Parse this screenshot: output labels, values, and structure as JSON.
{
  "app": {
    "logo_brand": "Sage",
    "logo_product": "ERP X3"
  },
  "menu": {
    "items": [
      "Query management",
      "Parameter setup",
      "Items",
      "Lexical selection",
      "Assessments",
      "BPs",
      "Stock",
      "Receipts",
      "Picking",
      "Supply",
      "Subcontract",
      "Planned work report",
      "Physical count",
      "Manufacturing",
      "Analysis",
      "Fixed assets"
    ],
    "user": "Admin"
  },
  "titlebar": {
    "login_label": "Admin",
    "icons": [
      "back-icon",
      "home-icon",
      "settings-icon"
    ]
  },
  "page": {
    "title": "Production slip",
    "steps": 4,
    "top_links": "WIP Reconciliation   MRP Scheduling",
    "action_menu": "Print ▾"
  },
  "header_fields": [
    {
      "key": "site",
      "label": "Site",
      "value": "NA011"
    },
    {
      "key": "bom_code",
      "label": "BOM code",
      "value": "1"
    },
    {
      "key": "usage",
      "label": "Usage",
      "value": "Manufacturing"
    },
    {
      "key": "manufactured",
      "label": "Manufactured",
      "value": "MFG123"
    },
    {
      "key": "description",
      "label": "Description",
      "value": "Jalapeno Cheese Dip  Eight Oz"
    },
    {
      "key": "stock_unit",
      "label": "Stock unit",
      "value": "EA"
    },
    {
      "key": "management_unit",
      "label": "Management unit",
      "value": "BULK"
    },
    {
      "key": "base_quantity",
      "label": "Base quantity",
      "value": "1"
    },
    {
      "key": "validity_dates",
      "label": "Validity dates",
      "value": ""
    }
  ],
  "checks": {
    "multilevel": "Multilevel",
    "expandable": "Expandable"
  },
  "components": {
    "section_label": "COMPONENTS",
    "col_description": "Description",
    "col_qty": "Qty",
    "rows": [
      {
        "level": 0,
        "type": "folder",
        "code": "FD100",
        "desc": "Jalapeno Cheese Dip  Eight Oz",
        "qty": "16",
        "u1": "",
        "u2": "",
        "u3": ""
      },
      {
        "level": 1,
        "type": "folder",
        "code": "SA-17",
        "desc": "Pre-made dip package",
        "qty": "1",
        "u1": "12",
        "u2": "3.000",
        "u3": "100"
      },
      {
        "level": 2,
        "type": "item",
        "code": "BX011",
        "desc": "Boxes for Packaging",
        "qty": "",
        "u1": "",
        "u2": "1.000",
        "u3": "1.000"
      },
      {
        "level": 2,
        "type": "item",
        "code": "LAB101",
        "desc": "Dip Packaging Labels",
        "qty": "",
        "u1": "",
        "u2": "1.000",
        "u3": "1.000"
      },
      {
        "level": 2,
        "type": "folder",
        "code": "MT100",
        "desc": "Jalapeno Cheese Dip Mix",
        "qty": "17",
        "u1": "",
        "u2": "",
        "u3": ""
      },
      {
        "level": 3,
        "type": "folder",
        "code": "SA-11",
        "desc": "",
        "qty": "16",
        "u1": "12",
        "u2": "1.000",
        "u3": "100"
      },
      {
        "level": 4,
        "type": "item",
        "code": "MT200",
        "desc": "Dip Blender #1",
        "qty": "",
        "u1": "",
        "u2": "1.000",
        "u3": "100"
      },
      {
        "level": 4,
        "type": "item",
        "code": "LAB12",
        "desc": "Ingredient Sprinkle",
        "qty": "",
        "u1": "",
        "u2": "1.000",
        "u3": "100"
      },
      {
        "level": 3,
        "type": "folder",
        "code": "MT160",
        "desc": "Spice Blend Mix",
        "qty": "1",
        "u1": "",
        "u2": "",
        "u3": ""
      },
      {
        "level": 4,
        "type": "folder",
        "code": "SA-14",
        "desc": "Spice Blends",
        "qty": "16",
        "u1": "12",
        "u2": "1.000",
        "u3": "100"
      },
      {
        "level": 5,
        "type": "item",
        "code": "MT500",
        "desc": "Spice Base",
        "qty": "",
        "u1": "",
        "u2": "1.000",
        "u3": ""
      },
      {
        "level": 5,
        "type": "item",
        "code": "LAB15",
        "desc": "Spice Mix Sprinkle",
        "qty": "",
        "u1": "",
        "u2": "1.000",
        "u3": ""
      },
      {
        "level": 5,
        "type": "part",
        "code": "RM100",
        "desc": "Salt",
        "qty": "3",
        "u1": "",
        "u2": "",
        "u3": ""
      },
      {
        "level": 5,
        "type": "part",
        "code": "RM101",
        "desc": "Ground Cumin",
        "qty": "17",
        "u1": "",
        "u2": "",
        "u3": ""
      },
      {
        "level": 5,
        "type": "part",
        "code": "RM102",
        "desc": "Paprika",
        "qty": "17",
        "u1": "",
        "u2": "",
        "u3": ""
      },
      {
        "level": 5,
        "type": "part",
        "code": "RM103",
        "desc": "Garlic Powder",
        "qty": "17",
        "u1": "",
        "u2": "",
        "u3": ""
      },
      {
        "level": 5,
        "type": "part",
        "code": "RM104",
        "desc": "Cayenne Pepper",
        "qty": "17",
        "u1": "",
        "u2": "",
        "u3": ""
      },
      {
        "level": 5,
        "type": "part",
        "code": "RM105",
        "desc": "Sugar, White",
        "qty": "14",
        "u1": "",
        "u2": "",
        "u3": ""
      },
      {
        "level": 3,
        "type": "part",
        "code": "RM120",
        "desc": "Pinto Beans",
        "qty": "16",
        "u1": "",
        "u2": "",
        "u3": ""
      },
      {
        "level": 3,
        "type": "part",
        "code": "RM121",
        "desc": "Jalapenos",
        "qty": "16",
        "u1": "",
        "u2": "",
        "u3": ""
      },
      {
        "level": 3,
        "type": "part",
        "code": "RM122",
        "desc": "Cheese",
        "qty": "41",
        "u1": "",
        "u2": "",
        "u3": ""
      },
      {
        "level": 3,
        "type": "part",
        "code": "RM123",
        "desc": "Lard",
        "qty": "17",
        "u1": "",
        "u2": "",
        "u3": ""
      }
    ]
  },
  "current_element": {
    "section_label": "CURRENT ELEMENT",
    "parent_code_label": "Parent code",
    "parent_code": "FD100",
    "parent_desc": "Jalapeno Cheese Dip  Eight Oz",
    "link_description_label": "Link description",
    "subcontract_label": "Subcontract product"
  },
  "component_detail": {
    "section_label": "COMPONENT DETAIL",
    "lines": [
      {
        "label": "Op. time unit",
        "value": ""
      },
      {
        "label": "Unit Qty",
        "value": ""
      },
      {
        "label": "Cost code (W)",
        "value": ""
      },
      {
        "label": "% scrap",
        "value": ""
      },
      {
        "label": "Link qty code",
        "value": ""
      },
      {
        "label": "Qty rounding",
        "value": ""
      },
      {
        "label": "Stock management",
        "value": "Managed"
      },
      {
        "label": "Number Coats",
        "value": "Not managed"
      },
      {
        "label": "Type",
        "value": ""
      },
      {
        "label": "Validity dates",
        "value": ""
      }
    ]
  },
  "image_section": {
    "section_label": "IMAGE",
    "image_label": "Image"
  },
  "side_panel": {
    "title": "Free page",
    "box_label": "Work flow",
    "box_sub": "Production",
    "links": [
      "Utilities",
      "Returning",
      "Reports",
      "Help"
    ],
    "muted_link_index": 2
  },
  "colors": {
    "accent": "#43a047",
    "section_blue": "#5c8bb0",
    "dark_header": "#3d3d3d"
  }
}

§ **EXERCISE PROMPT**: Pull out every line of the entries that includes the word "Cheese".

§ **RESULT**:
      "value": "Jalapeno Cheese Dip  Eight Oz"
        "desc": "Jalapeno Cheese Dip  Eight Oz",
        "desc": "Jalapeno Cheese Dip Mix",
        "desc": "Cheese",
    "parent_desc": "Jalapeno Cheese Dip  Eight Oz",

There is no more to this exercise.